Wednesday, September 7, 2011

Manhole Covers in Japan - a Connection between East and West

Manhole Cover in Kobe KItano, photo taken by me in 2009

It has been a rainy summer. Lots of the outdoorsy activity weren't feasible and now that autumn is getting closer I feel even more comfortable with visiting exhibitions in Berlin instead of, say, collecting leaves and chestnuts...
For a Far East lover like I am, the Hukusai Retrospective at the Martin-Gropius-Bau Museum and the "Asian Pacific Weeks" are a sort of art feast.

Yesterday I was at the Rotes Rathaus to visit "Art Under Our Feet" a manhole covers photo collection by the Berlin based goldsmith and industrial designer Annette Stroetmann.

The history of manhole covers dates back to the late 19th Century, when a modern sewing system was built with the assistance of western engineers like the Berliner James Hobrecht, who was a canalization's expert.

[...]there is more to manhole-cover design than meets the eye. The most important function of the raised design on manhole covers is not to look good, but to provide traction for the traffic moving over it. This is particularly important in wet weather, when manhole covers can be treacherously slippery, especially for two-wheeled conveyances such as motorcycles, scooters and bicycles. A good design, in terms of preventing slippage, will have multidirectional lines for better grip. Designs should also be recognizable no matter which direction they are viewed from, and have lasting appeal, since manhole covers last for decades at least, and often much longer [...]

From "Manhole Covers" in The Japan Times 12/16/2008

It is important that the covers don't get blown off by pressure created inside the sewer when there are heavy rains, becoming a dangerous object but also leaving a hole on the pavement in which people might fall.

Of course the functional aspect didn't prevent Japanese and foreigners alike to become a bit obsessed with the manhole covers and create a "manhole mania", emphasizing their esthetic in the first place.

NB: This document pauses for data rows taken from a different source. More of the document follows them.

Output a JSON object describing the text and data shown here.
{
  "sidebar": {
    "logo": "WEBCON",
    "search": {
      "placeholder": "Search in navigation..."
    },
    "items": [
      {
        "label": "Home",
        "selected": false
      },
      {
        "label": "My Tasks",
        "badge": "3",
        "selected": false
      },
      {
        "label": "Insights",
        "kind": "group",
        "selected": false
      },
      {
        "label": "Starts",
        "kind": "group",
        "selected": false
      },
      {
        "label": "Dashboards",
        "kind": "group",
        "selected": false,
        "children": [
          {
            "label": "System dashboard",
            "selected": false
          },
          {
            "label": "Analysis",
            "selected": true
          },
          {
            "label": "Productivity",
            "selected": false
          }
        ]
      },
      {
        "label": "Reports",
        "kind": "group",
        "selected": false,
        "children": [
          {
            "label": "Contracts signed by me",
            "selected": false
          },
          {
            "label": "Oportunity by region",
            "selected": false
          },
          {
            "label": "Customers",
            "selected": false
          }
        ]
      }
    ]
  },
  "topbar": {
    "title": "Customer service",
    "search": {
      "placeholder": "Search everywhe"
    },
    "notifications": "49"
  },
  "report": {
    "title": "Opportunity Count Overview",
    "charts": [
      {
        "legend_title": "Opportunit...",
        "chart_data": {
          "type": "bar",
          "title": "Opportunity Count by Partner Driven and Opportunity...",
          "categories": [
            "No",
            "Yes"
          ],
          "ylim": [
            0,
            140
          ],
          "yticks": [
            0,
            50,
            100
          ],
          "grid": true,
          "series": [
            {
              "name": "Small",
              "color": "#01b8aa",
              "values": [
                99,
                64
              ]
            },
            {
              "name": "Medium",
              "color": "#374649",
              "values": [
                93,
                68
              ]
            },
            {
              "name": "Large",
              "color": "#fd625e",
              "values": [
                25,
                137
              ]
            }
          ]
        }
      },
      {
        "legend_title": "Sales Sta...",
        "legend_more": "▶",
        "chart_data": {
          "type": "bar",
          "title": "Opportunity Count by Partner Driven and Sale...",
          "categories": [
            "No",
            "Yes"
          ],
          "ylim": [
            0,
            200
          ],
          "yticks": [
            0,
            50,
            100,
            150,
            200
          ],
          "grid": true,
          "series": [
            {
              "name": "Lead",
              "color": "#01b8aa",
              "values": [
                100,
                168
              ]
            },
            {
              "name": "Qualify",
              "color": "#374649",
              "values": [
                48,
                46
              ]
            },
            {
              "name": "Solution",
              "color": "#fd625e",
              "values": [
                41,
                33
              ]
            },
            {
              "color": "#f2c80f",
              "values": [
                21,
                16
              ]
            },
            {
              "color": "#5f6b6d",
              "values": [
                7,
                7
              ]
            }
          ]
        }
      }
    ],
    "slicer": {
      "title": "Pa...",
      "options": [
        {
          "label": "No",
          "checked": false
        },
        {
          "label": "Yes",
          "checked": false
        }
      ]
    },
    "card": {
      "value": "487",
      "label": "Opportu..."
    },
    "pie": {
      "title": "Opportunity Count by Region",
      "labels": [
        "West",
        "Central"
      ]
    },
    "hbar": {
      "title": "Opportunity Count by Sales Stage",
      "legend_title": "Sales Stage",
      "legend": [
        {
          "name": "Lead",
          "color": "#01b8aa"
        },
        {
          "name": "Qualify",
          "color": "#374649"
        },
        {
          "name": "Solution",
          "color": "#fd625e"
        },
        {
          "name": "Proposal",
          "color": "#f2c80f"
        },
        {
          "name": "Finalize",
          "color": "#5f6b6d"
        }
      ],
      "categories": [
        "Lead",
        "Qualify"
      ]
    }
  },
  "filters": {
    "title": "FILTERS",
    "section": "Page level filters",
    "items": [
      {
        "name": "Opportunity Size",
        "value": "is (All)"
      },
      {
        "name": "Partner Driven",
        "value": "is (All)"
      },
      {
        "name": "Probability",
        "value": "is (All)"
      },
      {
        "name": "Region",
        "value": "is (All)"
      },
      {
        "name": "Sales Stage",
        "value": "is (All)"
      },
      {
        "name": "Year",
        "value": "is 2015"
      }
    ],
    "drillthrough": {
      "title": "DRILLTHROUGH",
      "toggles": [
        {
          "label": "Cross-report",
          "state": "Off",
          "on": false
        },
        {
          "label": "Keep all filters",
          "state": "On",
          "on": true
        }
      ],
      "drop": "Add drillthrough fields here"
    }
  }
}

You can take a look at Annette Stroetmann's photos here
Or, for more photos, check the book "Drainspotting, Japanese Manhole Covers"
Blogger Muza-chan dedicated some posts to this topic in her blog Muzachan's Gate to Japan, too.
Painted Manhole Covers at